Little publicized is a corollary of the Trump-Pompeo Cuba policy for the countries of CARICOM. Less than a month ago, the U.S. government sent a questionnaire to Caribbean countries. The answers will be used to compile its annual Trafficking in Persons (TIP) report that is submitted to the U.S. Congress. The December questionnaire included a new and sinister section related specifically to workers from China and Cuba.
In relation to Cuba — from which every Caribbean country has sought and received — vital help through the provision of medical personnel, the U.S. asks questions which are entirely the business of a sovereign State, or the business of sovereign States which have entered contracts. The questions intrude glaringly on State rights. Were the same questions put to the government of the U.S., it would quite rightly firmly reject the very audacity of asking them.
Trafficking in persons is a very troubling activity. It is one that every country should combat vigorously. In this regard, it is true to say that Caribbean countries have worked diligently with the U.S. to try to stamp out the activity, related to what amounts to modern-day slavery in its worse form, and at its best to the criminal exploitation of vulnerable persons, particularly women and girls.

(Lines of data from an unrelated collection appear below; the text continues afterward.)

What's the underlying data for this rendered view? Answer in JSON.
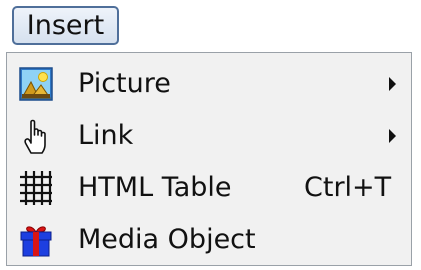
{
  "menu": {
    "title": "Insert",
    "items": [
      {
        "label": "Picture",
        "icon": "picture-icon",
        "submenu": true,
        "shortcut": ""
      },
      {
        "label": "Link",
        "icon": "link-hand-icon",
        "submenu": true,
        "shortcut": ""
      },
      {
        "label": "HTML Table",
        "icon": "table-grid-icon",
        "submenu": false,
        "shortcut": "Ctrl+T"
      },
      {
        "label": "Media Object",
        "icon": "gift-box-icon",
        "submenu": false,
        "shortcut": ""
      }
    ]
  },
  "colors": {
    "menu_title_border": "#4f6f9a",
    "menu_background": "#f1f1f1",
    "icon_blue": "#1d3fe0",
    "icon_red": "#d91414"
  }
}
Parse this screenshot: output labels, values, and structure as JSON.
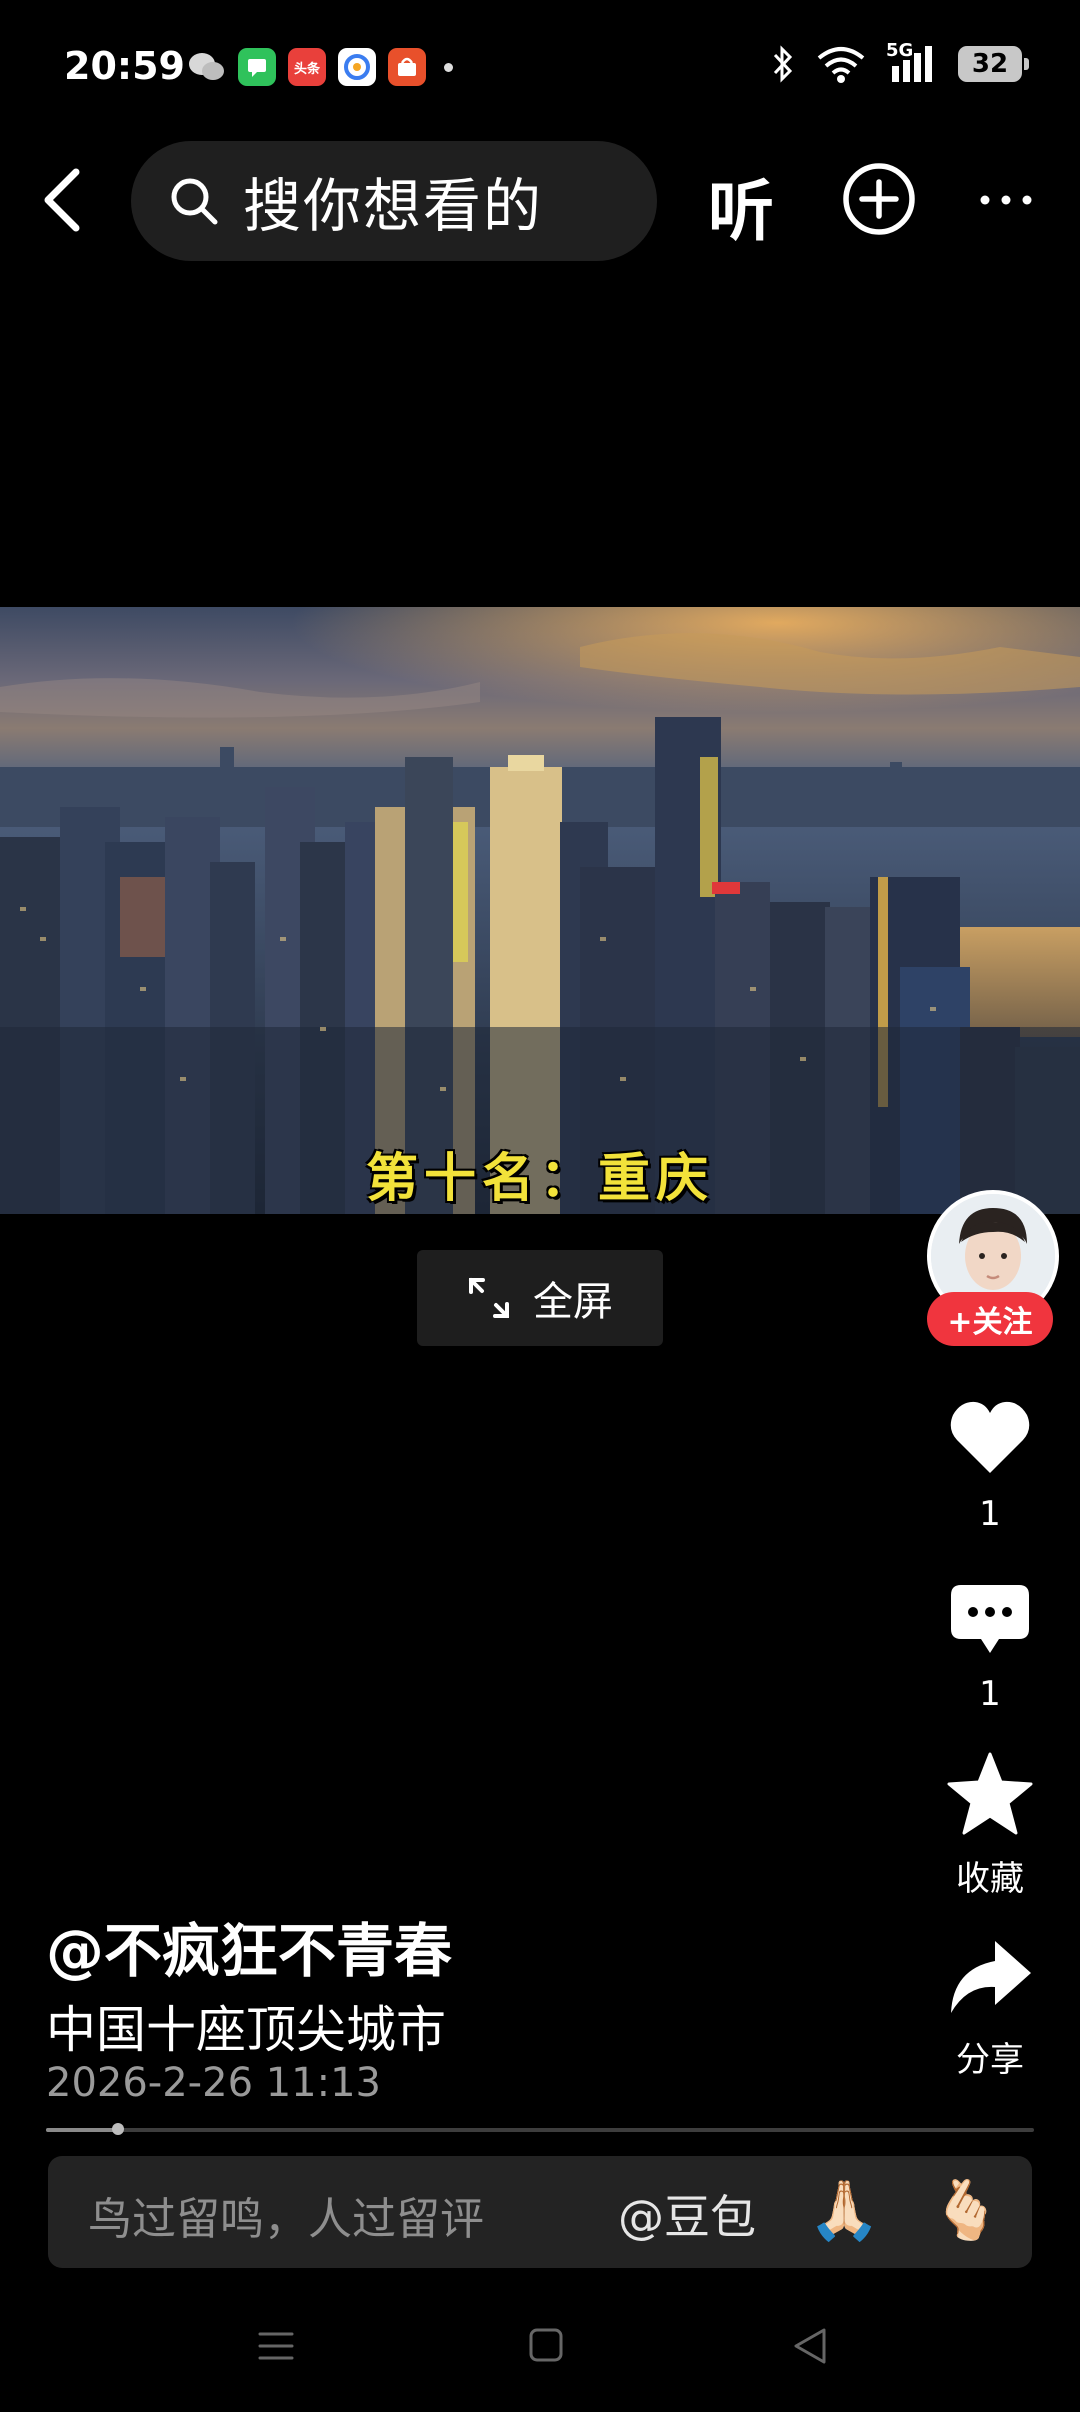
{
  "status_bar": {
    "time": "20:59",
    "network": "5G",
    "battery": "32",
    "notifications": [
      {
        "name": "wechat-icon",
        "color": "#1a1a1a"
      },
      {
        "name": "messages-icon",
        "color": "#2fc25b"
      },
      {
        "name": "toutiao-icon",
        "color": "#e9403b",
        "text": "头条"
      },
      {
        "name": "browser-icon",
        "color": "#ffffff"
      },
      {
        "name": "shop-icon",
        "color": "#e8502b"
      }
    ]
  },
  "top_bar": {
    "search_placeholder": "搜你想看的",
    "listen_label": "听"
  },
  "video": {
    "subtitle": "第十名：重庆"
  },
  "fullscreen_label": "全屏",
  "rail": {
    "follow_label": "+关注",
    "like_count": "1",
    "comment_count": "1",
    "favorite_label": "收藏",
    "share_label": "分享"
  },
  "post": {
    "author": "@不疯狂不青春",
    "caption": "中国十座顶尖城市",
    "date": "2026-2-26 11:13",
    "progress": 0.073
  },
  "comment_bar": {
    "placeholder": "鸟过留鸣，人过留评",
    "mention": "@豆包",
    "emoji_1": "🙏🏻",
    "emoji_2": "🫰🏻"
  },
  "colors": {
    "accent_follow": "#f0353e",
    "subtitle_yellow": "#f2e23a",
    "background": "#000000"
  }
}
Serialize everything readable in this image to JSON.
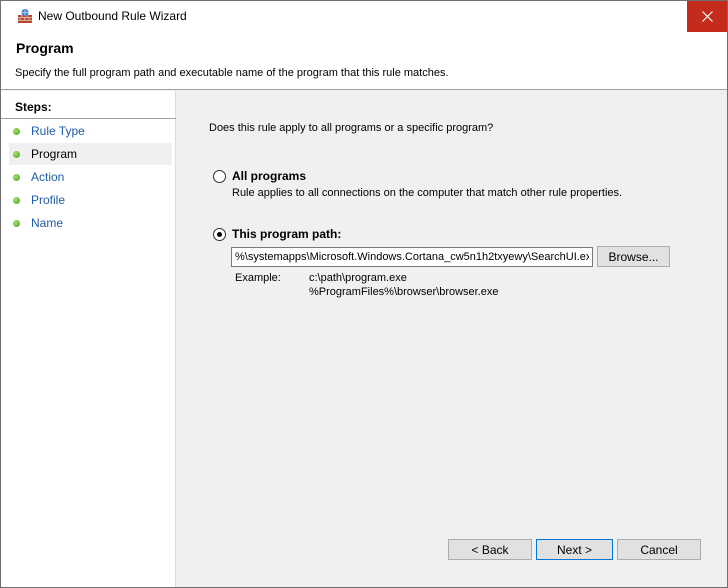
{
  "window": {
    "title": "New Outbound Rule Wizard"
  },
  "header": {
    "title": "Program",
    "description": "Specify the full program path and executable name of the program that this rule matches."
  },
  "steps": {
    "heading": "Steps:",
    "items": [
      {
        "label": "Rule Type"
      },
      {
        "label": "Program"
      },
      {
        "label": "Action"
      },
      {
        "label": "Profile"
      },
      {
        "label": "Name"
      }
    ],
    "active_index": 1
  },
  "content": {
    "question": "Does this rule apply to all programs or a specific program?",
    "all_programs": {
      "label": "All programs",
      "description": "Rule applies to all connections on the computer that match other rule properties.",
      "checked": false
    },
    "this_program": {
      "label": "This program path:",
      "checked": true,
      "value": "%\\systemapps\\Microsoft.Windows.Cortana_cw5n1h2txyewy\\SearchUI.exe",
      "browse_label": "Browse..."
    },
    "example": {
      "label": "Example:",
      "lines": [
        "c:\\path\\program.exe",
        "%ProgramFiles%\\browser\\browser.exe"
      ]
    }
  },
  "buttons": {
    "back": "< Back",
    "next": "Next >",
    "cancel": "Cancel"
  },
  "colors": {
    "close_button": "#c42b1c",
    "step_link": "#1f5ba8",
    "step_dot": "#3fa11f",
    "primary_border": "#0078d7"
  },
  "icons": {
    "app": "firewall-wall-icon",
    "close": "close-icon",
    "step": "green-dot-icon"
  }
}
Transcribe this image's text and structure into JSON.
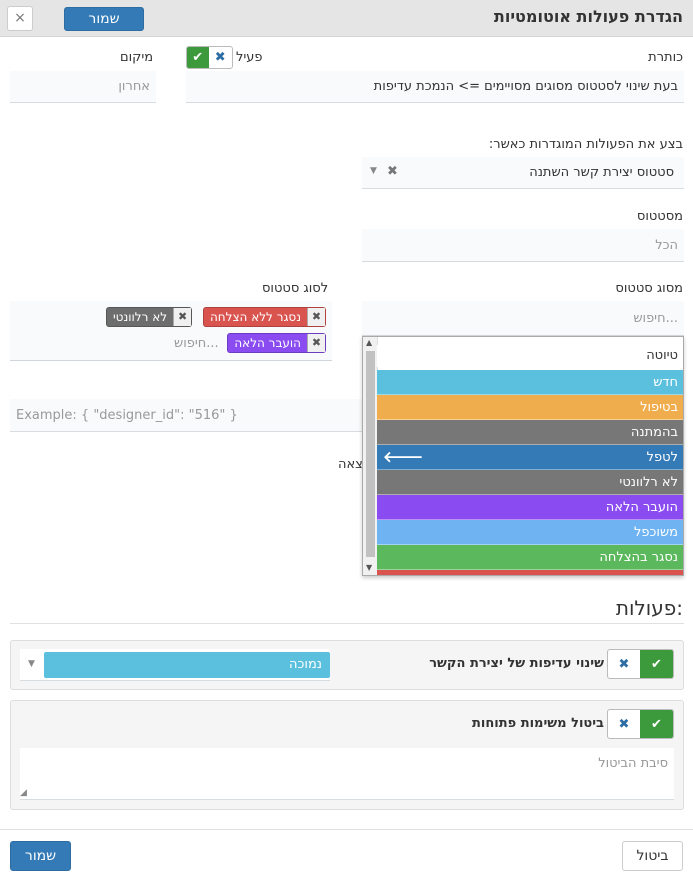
{
  "dialog": {
    "title": "הגדרת פעולות אוטומטיות",
    "save_label": "שמור",
    "close_glyph": "×"
  },
  "form": {
    "title_label": "כותרת",
    "title_value": "בעת שינוי לסטטוס מסוגים מסויימים => הנמכת עדיפות",
    "active_label": "פעיל",
    "position_label": "מיקום",
    "position_placeholder": "אחרון",
    "trigger_label": "בצע את הפעולות המוגדרות כאשר:",
    "trigger_value": "סטטוס יצירת קשר השתנה",
    "from_status_label": "מסטטוס",
    "from_status_placeholder": "הכל",
    "from_status_type_label": "מסוג סטטוס",
    "search_placeholder": "חיפוש...",
    "to_status_type_label": "לסוג סטטוס",
    "to_tags": [
      {
        "label": "נסגר ללא הצלחה",
        "color": "#d9534f"
      },
      {
        "label": "לא רלוונטי",
        "color": "#6d6d6d"
      },
      {
        "label": "הועבר הלאה",
        "color": "#8a4cf0"
      }
    ],
    "condition_placeholder": "Example: { \"designer_id\": \"516\" }",
    "condition_label_partial": "צאה"
  },
  "dropdown": {
    "items": [
      {
        "label": "טיוטה",
        "color": "#ffffff",
        "text_color": "#333333"
      },
      {
        "label": "חדש",
        "color": "#5bc0de"
      },
      {
        "label": "בטיפול",
        "color": "#f0ad4e"
      },
      {
        "label": "בהמתנה",
        "color": "#777777"
      },
      {
        "label": "לטפל",
        "color": "#337ab7",
        "icon": "arrow-left-icon"
      },
      {
        "label": "לא רלוונטי",
        "color": "#777777"
      },
      {
        "label": "הועבר הלאה",
        "color": "#8a4cf0"
      },
      {
        "label": "משוכפל",
        "color": "#6fb3f2"
      },
      {
        "label": "נסגר בהצלחה",
        "color": "#5cb85c"
      }
    ]
  },
  "actions": {
    "section_title": "פעולות:",
    "priority": {
      "label": "שינוי עדיפות של יצירת הקשר",
      "value": "נמוכה",
      "value_color": "#5bc0de"
    },
    "cancel_tasks": {
      "label": "ביטול משימות פתוחות",
      "reason_placeholder": "סיבת הביטול"
    }
  },
  "footer": {
    "cancel_label": "ביטול",
    "save_label": "שמור"
  }
}
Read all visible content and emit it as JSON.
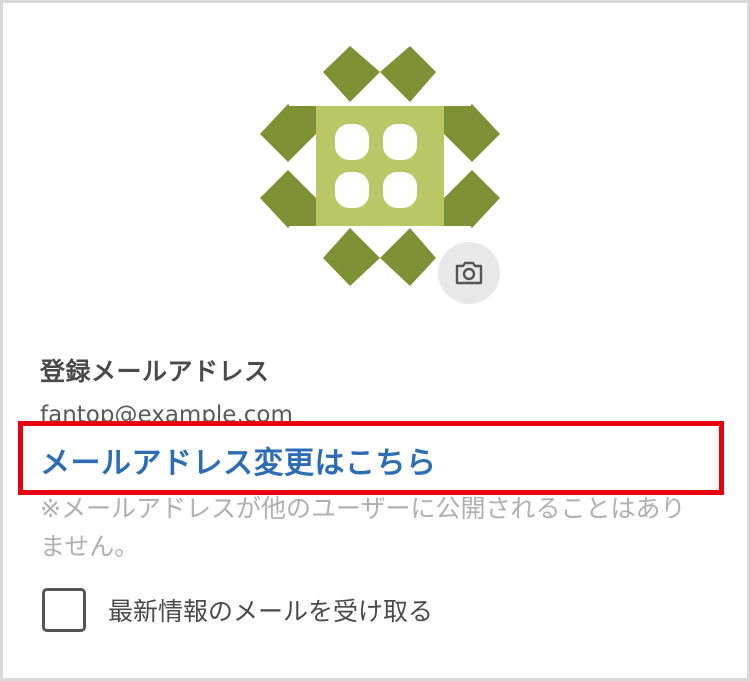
{
  "profile": {
    "avatar": {
      "icon": "identicon-avatar",
      "colors": {
        "dark": "#7f9135",
        "light": "#bac766"
      }
    },
    "camera_button": {
      "icon": "camera-icon"
    }
  },
  "account": {
    "email_label": "登録メールアドレス",
    "email_value": "fantop@example.com",
    "change_email_link": "メールアドレス変更はこちら",
    "privacy_note": "※メールアドレスが他のユーザーに公開されることはありません。"
  },
  "newsletter": {
    "label": "最新情報のメールを受け取る",
    "checked": false
  },
  "colors": {
    "link": "#2d6db5",
    "highlight": "#e60012",
    "text": "#4a4a4a",
    "muted": "#b0b0b0"
  }
}
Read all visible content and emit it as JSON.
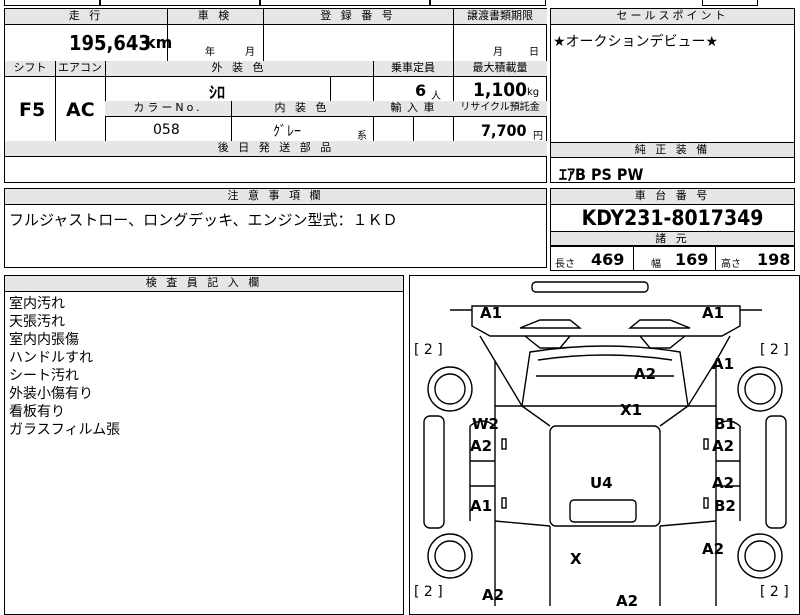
{
  "top": {
    "mileage_header": "走 行",
    "mileage_value": "195,643",
    "mileage_unit": "km",
    "inspection_header": "車 検",
    "inspection_year_label": "年",
    "inspection_month_label": "月",
    "registration_header": "登 録 番 号",
    "transfer_deadline_header": "譲渡書類期限",
    "transfer_month_label": "月",
    "transfer_day_label": "日",
    "shift_header": "シフト",
    "shift_value": "F5",
    "aircon_header": "エアコン",
    "aircon_value": "AC",
    "exterior_color_header": "外 装 色",
    "exterior_color_value": "ｼﾛ",
    "capacity_header": "乗車定員",
    "capacity_value": "6",
    "capacity_unit": "人",
    "max_load_header": "最大積載量",
    "max_load_value": "1,100",
    "max_load_unit": "kg",
    "color_no_header": "カラーNo.",
    "color_no_value": "058",
    "interior_color_header": "内 装 色",
    "interior_color_value": "ｸﾞﾚｰ",
    "interior_color_suffix": "系",
    "import_header": "輸 入 車",
    "recycle_header": "リサイクル預託金",
    "recycle_value": "7,700",
    "recycle_unit": "円",
    "later_parts_header": "後 日 発 送 部 品"
  },
  "sales_point": {
    "header": "セールスポイント",
    "text": "★オークションデビュー★"
  },
  "genuine_equipment": {
    "header": "純 正 装 備",
    "text": "ｴｱB PS PW"
  },
  "notes": {
    "header": "注 意 事 項 欄",
    "text": "フルジャストロー、ロングデッキ、エンジン型式：１ＫＤ"
  },
  "chassis": {
    "header": "車 台 番 号",
    "value": "KDY231-8017349",
    "spec_header": "諸 元",
    "length_label": "長さ",
    "length_value": "469",
    "width_label": "幅",
    "width_value": "169",
    "height_label": "高さ",
    "height_value": "198"
  },
  "inspector": {
    "header": "検 査 員 記 入 欄",
    "lines": [
      "室内汚れ",
      "天張汚れ",
      "室内内張傷",
      "ハンドルすれ",
      "シート汚れ",
      "外装小傷有り",
      "看板有り",
      "ガラスフィルム張"
    ]
  },
  "diagram": {
    "tire_label": "[ 2 ]",
    "codes": {
      "front_left": "A1",
      "front_right": "A1",
      "hood": "A2",
      "front_right_fender": "A1",
      "windshield": "X1",
      "left_front_window": "W2",
      "left_front_door": "A2",
      "right_front_door_top": "B1",
      "right_front_door": "A2",
      "roof": "U4",
      "left_rear_door": "A1",
      "right_rear_door_top": "A2",
      "right_rear_door": "B2",
      "rear_glass": "X",
      "rear_right_fender": "A2",
      "rear_left": "A2",
      "rear_center": "A2"
    }
  }
}
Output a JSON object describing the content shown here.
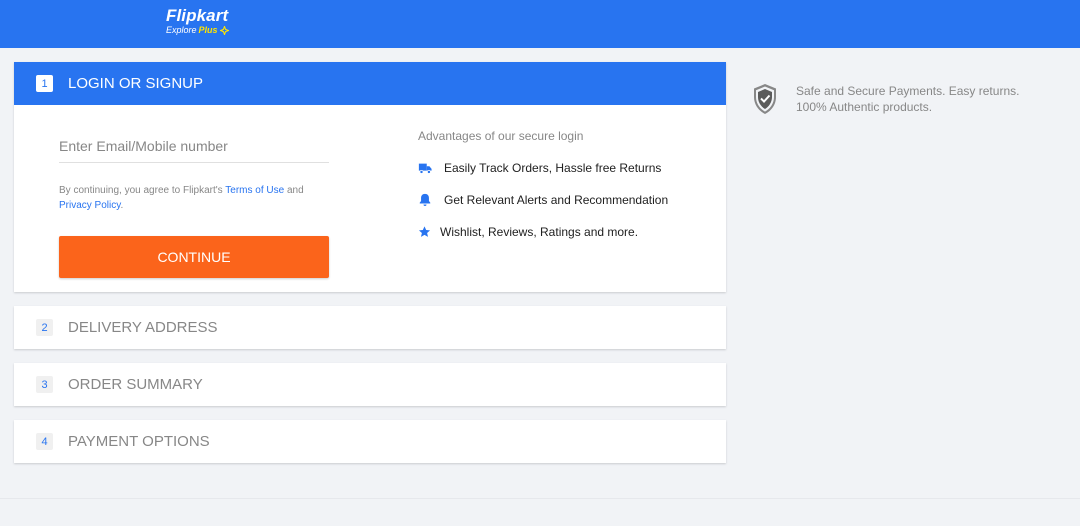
{
  "header": {
    "logo_name": "Flipkart",
    "logo_explore": "Explore",
    "logo_plus": "Plus",
    "brand_color": "#2874f0"
  },
  "login": {
    "step_number": "1",
    "title": "LOGIN OR SIGNUP",
    "email_placeholder": "Enter Email/Mobile number",
    "terms_prefix": "By continuing, you agree to Flipkart's ",
    "terms_link": "Terms of Use",
    "terms_and": " and",
    "privacy_link": "Privacy Policy",
    "terms_suffix": ".",
    "continue_label": "CONTINUE",
    "continue_color": "#fb641b",
    "advantages_title": "Advantages of our secure login",
    "advantages": [
      {
        "icon": "truck-icon",
        "label": "Easily Track Orders, Hassle free Returns"
      },
      {
        "icon": "bell-icon",
        "label": "Get Relevant Alerts and Recommendation"
      },
      {
        "icon": "star-icon",
        "label": "Wishlist, Reviews, Ratings and more."
      }
    ]
  },
  "steps": [
    {
      "number": "2",
      "title": "DELIVERY ADDRESS"
    },
    {
      "number": "3",
      "title": "ORDER SUMMARY"
    },
    {
      "number": "4",
      "title": "PAYMENT OPTIONS"
    }
  ],
  "secure": {
    "icon": "shield-check-icon",
    "text": "Safe and Secure Payments. Easy returns. 100% Authentic products."
  }
}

However, this attempt by the outgoing Trump administration to include Cuban medical workers and professionals, serving Caribbean governments, is an attempt to politicize an otherwise noble cause. The objective appears to be the classification of Cuban medical personnel as “trafficked persons,” thereby implicating both Cuba and Caribbean governments in criminal activity. The latter would be the weaponizing of a policy against countries that discards cooperation against crime and replaces it with coercion.
The implications of this are quite serious and will be a priority of the work of Caribbean countries with the Biden administration and the U.S. Congress because of the dangers posed to them.
Under the U.S. TIP Act, the non-trade related, and non-humanitarian assistance can be withdrawn from any country considered not to be in compliance “with minimum standards for the elimination of trafficking” and “is not making significant efforts to bring itself into compliance with such standards.” Of course, the determination of what is “minimum standards” and “significant efforts” is made entirely by officials of the U.S. government.
Every year, the TIP report classifies countries from Tier 1 (the most acceptable) to Tier 3 (the least acceptable). Of the 14 independent CARICOM countries, two of them — the Bahamas and Guyana — were listed in 2020 at Tier 1. Seven countries were in Tier 2. These were: Antigua and Barbuda, Haiti, Jamaica, Saint Lucia, St. Vincent and the Grenadines, Suriname, and Trinidad and Tobago. On the Tier 2 Watch List were Barbados and Belize. For unclear reasons, Dominica, Grenada, and St. Kitts and Nevis appear in none of the Tiers. In the event, no Caribbean country is at the worst level — Tier 3.
However, if the presence of Cuban personnel in CARICOM countries becomes a criterion for the U.S. to unilaterally declare a human trafficking offence, this will injure U.S. relations with CARICOM countries for no good reason, since U.S. security and U.S. values are not threatened in any way.
The addition to the U.S. TIP questionnaire of a section on Cuban and Chinese workers fitted well with the anti-China, anti-Cuba stance of the Trump administration to serve its domestic political agenda.
How much of this booby trap left for the Biden administration is known to its incoming State Department and National Security teams is not clear, but the Caribbean must regard advising them as a priority. The next U.S. TIP report will be published and sent to the U.S. Congress in June.
The U.S. publication Foreign Policy recently quoted a U.S. official as saying that Pompeo’s team is engaged in “parting shots deliberately aimed at hampering the incoming administration’s foreign policy.” Where the Caribbean’s interests are affected by those “parting shots,” the region must act in unity to safeguard them.
Sir Ronald Sanders is Ambassador of Antigua and Barbuda to the United States and the Organization of American States. He is also a Senior Fellow at the Institute of Commonwealth Studies at the University of London and at Massey College in the University of Toronto.
(Antigua Breaking News, January 14, 2021.)